Material supplied —

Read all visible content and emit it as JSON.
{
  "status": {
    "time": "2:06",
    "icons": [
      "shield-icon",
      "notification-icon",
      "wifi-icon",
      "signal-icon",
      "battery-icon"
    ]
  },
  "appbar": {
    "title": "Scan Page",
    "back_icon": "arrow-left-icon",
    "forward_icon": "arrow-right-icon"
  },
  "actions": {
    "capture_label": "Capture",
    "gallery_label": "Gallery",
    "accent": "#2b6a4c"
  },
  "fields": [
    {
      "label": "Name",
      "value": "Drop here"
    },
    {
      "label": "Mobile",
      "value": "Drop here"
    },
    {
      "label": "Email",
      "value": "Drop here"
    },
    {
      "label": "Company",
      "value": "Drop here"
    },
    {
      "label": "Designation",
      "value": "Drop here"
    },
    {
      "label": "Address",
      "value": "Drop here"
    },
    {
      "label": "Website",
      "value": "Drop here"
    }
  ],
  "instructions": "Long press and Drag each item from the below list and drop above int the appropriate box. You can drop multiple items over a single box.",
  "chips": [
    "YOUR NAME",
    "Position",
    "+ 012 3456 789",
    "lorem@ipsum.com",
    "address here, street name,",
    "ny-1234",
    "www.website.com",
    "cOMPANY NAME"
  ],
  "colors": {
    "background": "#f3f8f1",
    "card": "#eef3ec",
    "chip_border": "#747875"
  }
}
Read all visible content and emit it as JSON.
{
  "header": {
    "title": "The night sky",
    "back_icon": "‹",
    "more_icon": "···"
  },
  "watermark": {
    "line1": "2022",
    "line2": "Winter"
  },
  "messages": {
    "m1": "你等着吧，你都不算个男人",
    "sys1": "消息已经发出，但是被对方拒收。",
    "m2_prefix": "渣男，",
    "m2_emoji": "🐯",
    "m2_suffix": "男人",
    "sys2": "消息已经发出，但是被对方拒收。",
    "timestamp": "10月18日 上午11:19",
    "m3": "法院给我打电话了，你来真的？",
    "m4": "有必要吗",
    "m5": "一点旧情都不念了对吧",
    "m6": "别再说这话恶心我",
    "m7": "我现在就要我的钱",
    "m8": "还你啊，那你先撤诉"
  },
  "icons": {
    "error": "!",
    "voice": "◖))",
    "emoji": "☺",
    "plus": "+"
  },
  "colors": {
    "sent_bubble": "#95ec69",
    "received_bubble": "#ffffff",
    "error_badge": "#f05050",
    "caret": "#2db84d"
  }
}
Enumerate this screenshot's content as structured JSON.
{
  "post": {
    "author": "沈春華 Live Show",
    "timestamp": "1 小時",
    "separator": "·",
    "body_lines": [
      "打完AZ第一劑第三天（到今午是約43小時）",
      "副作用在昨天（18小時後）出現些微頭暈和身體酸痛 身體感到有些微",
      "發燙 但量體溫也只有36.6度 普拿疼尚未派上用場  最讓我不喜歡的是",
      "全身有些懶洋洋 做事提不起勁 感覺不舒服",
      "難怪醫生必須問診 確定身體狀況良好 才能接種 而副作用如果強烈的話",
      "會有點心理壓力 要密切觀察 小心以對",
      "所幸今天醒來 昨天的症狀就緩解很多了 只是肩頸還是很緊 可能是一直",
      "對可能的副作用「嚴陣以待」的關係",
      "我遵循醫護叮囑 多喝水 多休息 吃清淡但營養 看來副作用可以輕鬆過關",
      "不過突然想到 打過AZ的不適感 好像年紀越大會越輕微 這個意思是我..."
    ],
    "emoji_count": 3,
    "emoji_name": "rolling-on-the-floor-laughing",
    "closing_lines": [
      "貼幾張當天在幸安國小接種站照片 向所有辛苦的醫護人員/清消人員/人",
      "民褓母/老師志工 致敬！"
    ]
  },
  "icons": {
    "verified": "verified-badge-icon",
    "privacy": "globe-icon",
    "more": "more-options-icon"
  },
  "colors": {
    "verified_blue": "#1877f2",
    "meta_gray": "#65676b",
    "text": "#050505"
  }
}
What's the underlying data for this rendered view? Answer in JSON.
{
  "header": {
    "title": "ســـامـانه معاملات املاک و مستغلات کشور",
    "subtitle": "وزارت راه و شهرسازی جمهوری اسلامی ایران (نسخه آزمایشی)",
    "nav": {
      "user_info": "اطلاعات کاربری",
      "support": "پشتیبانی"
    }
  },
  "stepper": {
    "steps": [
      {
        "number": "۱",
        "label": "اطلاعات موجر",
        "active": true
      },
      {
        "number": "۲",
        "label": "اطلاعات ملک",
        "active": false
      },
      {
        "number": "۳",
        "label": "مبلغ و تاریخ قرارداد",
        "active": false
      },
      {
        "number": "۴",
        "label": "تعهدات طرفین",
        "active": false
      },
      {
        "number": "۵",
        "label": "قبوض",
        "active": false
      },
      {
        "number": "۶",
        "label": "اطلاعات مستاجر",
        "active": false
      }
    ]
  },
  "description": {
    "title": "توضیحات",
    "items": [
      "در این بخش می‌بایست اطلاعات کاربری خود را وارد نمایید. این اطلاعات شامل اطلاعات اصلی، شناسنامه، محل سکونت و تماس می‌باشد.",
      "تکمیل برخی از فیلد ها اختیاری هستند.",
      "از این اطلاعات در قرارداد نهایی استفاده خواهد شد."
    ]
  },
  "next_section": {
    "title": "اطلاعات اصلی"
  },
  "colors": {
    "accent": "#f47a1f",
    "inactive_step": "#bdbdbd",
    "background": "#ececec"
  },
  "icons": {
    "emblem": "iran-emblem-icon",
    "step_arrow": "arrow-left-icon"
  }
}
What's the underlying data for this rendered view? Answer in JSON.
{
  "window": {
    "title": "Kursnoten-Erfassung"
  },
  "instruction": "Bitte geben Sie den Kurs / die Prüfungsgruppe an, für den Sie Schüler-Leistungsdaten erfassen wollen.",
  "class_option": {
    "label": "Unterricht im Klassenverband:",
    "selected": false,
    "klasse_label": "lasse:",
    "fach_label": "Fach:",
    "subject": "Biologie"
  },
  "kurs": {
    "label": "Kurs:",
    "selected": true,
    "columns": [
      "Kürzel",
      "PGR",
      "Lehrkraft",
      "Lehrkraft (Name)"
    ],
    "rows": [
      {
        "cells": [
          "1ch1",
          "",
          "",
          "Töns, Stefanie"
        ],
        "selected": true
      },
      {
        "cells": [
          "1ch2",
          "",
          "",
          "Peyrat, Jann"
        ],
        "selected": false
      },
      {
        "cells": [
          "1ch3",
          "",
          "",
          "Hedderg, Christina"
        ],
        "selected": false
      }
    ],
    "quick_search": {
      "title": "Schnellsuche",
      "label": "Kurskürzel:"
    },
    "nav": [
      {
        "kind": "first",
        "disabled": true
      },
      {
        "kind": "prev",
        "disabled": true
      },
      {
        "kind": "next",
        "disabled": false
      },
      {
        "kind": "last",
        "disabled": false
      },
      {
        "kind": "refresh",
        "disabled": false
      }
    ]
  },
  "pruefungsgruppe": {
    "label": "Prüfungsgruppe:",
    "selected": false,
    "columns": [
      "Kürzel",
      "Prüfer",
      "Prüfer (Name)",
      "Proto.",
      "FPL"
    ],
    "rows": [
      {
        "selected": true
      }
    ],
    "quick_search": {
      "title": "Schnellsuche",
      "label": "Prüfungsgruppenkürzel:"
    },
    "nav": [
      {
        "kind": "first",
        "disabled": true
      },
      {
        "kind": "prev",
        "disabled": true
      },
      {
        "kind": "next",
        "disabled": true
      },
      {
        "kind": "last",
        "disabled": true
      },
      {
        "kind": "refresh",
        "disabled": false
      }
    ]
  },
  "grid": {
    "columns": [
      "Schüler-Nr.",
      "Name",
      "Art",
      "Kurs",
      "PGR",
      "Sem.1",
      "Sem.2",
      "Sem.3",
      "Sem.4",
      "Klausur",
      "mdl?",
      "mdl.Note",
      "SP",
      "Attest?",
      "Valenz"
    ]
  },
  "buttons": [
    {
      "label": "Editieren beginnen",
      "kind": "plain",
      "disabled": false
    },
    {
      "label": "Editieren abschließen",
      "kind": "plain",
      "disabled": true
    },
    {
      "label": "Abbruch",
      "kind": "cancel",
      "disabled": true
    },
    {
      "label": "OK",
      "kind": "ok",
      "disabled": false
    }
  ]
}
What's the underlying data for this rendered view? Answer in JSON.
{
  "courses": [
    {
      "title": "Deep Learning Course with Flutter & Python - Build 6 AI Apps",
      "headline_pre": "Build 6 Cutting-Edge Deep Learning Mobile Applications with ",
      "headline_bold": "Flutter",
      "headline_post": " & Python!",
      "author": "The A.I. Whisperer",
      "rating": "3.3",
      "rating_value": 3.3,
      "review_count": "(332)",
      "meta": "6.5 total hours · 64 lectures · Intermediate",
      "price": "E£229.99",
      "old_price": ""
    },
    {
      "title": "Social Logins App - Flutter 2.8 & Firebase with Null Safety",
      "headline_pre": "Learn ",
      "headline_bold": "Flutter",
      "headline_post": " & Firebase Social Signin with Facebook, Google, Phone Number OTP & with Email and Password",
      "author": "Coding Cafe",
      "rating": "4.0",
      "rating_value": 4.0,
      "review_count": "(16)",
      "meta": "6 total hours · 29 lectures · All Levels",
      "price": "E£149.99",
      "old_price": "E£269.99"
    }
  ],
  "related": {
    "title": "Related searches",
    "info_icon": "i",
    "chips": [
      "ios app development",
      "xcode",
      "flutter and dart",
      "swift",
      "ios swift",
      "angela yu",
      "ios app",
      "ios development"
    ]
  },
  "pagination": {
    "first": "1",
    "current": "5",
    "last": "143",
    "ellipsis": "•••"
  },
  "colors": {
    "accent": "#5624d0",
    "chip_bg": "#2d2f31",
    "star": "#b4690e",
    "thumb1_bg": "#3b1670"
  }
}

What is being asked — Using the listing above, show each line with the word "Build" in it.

Answer —
      "title": "Deep Learning Course with Flutter & Python - Build 6 AI Apps",
      "headline_pre": "Build 6 Cutting-Edge Deep Learning Mobile Applications with ",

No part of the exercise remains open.